Bloomberg and Steyer’s money got them into the Democratic race. Neither man would have appeared on the ballots — let alone the debates — without ample spending. But money alone was not enough. Once Bloomberg and Steyer stood on stage, they were no better off than the other candidates. Money allowed people to “know what they were buying,” and even to “consider voting for them.” Ultimately, though, people voted based on their perceptions of the candidate. As we learned, most people did not want to vote for Tom Steyer. Bloomberg was more successful (and would have been, with or without his money, because of his profile as a former mayor of NYC), but still not as popular as frontrunners Joe Biden and Bernie Sanders.

Final Thoughts

One last point: you can appreciate why money is more important in the nomination process than in the general election. Achieving consideration in this year’s Democratic primary was HARD — many top-tier politicians were unable to capture public attention. Additional money would have certainly helped Senators Cory Booker, Steve Bullock, and Michael Bennet (and many other of the candidates). All of those politicians could have used some of Bloomberg’s (hundreds of) millions to drive awareness and consideration. But once we get to the general election, neither Trump nor the eventual Democratic nominee will be lacking in awareness.


The final candidates might find ways to boost consideration, probably by running ads that target specific issues (“I didn’t know Biden believed in subsidizing local gardens, which is my number one issue. Perhaps I will vote for him.”). How influential are those types of ad campaigns? In most cases, the impact is marginal. Earned media is FAR more important in the general election than paid media.


Advertising is effective, but only when used to do the things it is capable of doing. We need to stop thinking of advertising as some kind of manipulative device that can magically change (other people’s) minds.


Keep it simple,

Edward


P.S., Although last week’s letter did not go viral, my tweet about the lack of toilet paper at my local Safeway was picked up by Buzzfeed.


If you enjoyed this article, I invite you to subscribe to Marketing BS — the weekly newsletters feature bonus content, including follow-ups from the previous week, commentary on topical marketing news, and information about unlisted career opportunities.

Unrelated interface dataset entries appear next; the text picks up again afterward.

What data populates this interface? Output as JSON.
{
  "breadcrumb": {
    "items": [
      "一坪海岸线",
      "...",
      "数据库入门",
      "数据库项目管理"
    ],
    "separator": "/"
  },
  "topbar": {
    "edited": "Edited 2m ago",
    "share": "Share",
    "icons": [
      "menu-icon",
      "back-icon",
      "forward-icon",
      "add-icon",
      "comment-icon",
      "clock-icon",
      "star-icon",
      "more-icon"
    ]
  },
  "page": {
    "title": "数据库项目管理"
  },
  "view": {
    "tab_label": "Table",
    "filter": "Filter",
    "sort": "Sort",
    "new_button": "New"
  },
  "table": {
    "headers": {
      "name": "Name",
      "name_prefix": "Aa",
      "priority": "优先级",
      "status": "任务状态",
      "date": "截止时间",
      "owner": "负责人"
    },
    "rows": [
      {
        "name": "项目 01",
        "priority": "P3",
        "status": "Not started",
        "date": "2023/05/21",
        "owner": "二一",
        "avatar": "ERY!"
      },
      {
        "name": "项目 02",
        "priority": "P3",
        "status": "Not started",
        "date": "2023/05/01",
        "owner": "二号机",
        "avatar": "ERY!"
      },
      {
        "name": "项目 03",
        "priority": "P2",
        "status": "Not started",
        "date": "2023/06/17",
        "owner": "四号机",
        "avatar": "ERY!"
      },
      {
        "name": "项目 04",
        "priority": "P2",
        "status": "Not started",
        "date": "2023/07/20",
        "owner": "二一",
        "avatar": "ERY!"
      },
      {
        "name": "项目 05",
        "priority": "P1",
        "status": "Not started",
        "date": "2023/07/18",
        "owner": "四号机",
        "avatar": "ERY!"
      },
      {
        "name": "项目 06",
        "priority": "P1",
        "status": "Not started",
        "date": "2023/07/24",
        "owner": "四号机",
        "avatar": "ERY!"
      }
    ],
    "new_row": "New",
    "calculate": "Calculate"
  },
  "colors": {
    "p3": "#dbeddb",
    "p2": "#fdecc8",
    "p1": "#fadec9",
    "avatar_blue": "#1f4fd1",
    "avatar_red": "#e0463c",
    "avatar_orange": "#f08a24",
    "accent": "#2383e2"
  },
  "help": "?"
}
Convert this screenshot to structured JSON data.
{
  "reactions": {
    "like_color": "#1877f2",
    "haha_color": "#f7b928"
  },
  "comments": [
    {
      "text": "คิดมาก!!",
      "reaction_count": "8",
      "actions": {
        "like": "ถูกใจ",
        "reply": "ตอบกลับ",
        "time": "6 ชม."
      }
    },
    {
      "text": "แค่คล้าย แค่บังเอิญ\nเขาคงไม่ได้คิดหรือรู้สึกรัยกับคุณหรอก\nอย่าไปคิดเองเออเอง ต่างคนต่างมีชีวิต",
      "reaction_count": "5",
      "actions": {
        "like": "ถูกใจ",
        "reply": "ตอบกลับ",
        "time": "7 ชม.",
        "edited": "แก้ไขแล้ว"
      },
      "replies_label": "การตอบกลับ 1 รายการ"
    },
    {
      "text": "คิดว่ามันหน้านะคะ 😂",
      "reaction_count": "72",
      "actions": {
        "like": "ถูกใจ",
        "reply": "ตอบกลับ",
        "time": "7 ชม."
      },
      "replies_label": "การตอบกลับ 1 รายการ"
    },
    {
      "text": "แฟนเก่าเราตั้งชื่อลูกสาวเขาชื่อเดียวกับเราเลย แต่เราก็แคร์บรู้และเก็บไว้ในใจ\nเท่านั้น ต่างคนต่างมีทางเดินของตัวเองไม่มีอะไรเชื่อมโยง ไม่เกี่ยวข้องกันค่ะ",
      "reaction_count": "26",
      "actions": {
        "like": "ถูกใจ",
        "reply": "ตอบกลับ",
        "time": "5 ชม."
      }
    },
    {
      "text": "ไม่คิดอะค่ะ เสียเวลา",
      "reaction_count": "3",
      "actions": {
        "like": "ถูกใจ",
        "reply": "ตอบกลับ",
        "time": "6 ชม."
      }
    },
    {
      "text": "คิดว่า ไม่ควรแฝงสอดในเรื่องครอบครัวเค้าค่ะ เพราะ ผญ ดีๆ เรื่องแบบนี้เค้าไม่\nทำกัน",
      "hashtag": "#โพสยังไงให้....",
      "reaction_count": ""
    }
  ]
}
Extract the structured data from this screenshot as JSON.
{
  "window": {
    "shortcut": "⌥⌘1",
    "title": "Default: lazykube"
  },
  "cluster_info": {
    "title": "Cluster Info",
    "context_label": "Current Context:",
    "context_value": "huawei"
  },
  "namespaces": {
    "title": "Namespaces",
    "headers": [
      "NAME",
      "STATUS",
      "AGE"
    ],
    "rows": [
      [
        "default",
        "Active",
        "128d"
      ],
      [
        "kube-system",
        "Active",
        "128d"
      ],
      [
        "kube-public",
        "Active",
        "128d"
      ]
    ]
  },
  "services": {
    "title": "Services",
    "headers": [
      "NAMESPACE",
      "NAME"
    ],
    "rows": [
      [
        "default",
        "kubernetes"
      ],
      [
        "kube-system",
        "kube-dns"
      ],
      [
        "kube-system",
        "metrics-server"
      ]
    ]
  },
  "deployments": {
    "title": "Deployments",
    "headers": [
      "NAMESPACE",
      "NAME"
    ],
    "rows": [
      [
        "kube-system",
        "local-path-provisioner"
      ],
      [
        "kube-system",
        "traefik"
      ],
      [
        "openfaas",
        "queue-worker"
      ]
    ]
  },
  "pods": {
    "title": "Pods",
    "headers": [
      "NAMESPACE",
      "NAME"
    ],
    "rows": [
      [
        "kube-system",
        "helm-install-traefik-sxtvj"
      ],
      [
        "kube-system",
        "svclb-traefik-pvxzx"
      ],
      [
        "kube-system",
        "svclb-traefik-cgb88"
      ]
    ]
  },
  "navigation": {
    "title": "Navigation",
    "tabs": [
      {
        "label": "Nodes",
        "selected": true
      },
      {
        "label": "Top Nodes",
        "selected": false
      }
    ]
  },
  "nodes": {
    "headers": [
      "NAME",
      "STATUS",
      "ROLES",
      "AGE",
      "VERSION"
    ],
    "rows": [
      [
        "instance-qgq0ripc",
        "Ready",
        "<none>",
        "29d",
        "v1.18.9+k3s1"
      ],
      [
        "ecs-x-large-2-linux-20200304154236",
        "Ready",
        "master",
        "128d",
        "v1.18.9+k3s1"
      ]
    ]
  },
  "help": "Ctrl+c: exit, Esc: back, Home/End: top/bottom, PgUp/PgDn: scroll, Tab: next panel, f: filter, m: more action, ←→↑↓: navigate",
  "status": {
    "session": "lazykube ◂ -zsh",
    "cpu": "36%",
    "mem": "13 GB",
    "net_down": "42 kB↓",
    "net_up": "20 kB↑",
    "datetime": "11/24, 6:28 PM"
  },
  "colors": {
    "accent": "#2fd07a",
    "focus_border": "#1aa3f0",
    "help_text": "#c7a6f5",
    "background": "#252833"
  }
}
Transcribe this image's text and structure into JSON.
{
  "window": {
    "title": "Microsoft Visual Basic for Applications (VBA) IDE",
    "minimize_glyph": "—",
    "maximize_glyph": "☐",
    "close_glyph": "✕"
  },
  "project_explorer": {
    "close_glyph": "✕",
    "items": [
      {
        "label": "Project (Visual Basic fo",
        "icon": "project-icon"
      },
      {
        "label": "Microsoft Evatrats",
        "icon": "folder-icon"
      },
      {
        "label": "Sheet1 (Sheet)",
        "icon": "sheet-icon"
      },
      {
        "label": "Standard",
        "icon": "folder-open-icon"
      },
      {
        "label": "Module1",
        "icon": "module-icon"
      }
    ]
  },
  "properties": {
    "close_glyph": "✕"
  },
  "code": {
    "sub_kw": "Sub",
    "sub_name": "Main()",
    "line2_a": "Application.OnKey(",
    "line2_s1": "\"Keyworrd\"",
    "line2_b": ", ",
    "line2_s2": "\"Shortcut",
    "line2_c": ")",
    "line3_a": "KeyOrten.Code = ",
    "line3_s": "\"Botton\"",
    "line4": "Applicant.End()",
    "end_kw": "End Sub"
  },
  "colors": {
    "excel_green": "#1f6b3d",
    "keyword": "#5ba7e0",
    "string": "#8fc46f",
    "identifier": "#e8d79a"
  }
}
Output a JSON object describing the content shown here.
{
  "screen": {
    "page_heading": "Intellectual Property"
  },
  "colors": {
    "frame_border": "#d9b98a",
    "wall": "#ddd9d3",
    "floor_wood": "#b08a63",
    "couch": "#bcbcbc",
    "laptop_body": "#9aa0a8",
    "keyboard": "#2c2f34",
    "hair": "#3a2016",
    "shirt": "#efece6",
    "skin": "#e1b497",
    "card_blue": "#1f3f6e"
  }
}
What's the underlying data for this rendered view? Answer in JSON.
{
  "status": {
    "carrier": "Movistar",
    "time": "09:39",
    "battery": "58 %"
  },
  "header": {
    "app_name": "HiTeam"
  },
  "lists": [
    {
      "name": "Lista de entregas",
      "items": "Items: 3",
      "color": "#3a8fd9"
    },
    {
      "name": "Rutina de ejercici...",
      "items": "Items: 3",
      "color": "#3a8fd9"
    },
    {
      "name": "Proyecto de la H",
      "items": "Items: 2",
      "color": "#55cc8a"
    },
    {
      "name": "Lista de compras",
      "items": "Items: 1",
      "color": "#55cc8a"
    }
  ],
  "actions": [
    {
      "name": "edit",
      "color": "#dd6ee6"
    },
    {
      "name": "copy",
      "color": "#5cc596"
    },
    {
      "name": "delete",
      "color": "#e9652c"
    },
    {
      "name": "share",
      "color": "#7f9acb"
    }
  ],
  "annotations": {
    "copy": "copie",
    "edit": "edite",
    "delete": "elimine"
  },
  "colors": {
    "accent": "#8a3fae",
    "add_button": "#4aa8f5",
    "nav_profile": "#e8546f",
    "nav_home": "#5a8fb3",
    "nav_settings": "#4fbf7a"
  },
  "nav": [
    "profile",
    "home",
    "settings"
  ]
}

Edward Nevraumont is a Senior Advisor with Warburg Pincus. The former CMO of General Assembly and A Place for Mom, Edward previously worked at Expedia and McKinsey & Company. For more information, including details about his latest book, check out Marketing BS.